This didn't come up when we were in school! Which is why it's important for us parents to know about it: Photoshopped news photos for propaganda and many other purposes. Nikki Leon at the Harvard Berkman Center's Digital Natives site recently blogged about a photo of missiles in Iran having been altered apparently for political purposes. "The picture, a view of three test missiles launching, was altered to include four (hiding one that failed)," she writes. After mentioning that the photo was used by prominent news outlets (e.g., the BBC, L.A. Times, etc.), she asked the good question of what this means for young Net users. She concludes that "incidents like this week’s explosive photoshoppery are a reminder that students need to be taught how to evaluate online material just as they are encouraged to assess historical print sources [because] … it is likely that propaganda of this variety will be produced with greater skill and distributed with greater frequency. It is up to teachers, parents, and Digital Natives themselves to ensure that young people will be critical enough to demand the truth." In fact, a friend and teacher in Los Angeles recently told me, "our job is no longer to put information into kids' heads, since they already know more than we do. Our job is more to help them filter and manage it all."
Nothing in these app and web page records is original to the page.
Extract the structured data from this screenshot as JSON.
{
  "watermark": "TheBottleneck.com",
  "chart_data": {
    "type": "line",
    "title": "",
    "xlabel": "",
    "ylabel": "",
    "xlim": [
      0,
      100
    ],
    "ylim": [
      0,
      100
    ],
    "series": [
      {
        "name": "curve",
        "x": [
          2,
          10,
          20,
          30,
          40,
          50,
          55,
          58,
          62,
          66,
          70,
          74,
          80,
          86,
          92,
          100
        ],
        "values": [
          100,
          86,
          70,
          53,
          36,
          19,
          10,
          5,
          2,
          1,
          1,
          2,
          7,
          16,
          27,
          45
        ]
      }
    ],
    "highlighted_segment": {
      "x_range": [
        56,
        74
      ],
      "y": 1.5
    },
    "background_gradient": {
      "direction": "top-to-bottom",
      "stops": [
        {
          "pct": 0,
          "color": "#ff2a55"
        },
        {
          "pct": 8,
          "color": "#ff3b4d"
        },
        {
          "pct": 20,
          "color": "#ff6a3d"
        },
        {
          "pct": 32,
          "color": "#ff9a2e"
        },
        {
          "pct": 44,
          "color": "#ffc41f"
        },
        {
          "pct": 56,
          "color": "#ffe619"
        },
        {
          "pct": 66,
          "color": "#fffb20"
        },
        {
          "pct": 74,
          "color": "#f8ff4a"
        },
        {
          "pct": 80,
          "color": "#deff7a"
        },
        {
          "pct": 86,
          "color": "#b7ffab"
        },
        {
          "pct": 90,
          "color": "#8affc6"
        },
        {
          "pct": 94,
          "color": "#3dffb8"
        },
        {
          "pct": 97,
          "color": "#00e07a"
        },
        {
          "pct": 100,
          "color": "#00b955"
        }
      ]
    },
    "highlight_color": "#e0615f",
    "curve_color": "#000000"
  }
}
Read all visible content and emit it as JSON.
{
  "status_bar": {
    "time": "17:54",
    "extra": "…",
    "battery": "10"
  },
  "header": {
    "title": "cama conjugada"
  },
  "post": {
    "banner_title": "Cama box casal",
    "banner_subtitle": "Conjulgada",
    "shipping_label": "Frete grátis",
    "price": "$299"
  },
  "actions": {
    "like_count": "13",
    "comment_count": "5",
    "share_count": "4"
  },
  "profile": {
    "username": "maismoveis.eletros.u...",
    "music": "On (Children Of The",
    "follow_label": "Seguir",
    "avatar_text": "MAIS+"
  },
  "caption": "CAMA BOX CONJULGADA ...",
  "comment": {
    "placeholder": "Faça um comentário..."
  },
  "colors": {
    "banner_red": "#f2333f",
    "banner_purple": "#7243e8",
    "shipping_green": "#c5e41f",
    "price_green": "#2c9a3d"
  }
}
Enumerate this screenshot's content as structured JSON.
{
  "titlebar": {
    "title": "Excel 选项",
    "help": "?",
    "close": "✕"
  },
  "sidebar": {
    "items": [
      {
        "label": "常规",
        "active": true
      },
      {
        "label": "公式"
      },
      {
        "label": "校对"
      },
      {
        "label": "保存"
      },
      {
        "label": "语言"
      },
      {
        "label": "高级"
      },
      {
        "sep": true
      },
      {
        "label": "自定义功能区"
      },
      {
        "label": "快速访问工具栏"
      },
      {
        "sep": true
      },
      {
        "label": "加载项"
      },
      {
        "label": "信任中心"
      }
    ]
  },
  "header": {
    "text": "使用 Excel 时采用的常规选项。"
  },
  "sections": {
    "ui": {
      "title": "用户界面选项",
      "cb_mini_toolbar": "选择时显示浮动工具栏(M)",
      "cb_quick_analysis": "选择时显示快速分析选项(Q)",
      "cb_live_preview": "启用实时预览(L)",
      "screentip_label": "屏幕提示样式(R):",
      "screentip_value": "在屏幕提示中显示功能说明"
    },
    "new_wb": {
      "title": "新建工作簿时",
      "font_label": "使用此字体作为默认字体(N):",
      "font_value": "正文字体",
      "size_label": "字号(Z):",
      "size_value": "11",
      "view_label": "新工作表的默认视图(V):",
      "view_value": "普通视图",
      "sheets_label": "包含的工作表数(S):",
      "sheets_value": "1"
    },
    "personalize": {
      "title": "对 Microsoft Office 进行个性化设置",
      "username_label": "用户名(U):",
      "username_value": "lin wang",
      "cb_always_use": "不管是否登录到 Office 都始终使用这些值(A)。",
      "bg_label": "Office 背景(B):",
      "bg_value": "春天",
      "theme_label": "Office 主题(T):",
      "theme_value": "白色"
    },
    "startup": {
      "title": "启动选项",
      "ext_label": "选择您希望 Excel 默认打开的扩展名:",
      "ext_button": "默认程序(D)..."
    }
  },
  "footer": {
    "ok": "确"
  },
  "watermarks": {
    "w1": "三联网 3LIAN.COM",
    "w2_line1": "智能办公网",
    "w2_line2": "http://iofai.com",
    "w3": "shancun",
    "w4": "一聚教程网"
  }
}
NetFamilyNews – by Anne Collier
- New Facebook policy targets guns, other regulated items
- Google’s new learning tool that learns
- The flap over Talking Angela the chatbot app
- About the worldwide ‘selfie’ phenomenon
- How technology will improve the well-being of young adults
- Calling our children narcissists on ‘a sociopathic scale’: Really!?
- Nothing complicated about this: Read ‘It’s Complicated’!
- Teens’ own (wise) perspectives on life with social media
Analysis & News – by Larry Magid
- Smartphones that promise user privacy
- Author danah boyd on why teens and social media are ‘complicated’
- Security experts at RSA decry government hacking
- In defense of Internet safety education
- ‘Neknominate’ is a stupid and potentially deadly online dare game
- Confessions of a binge viewer
- People who suffer from so-called ‘game addiction’ have other problems
- U.S. Safer Internet Day focused on potential, positives and problems too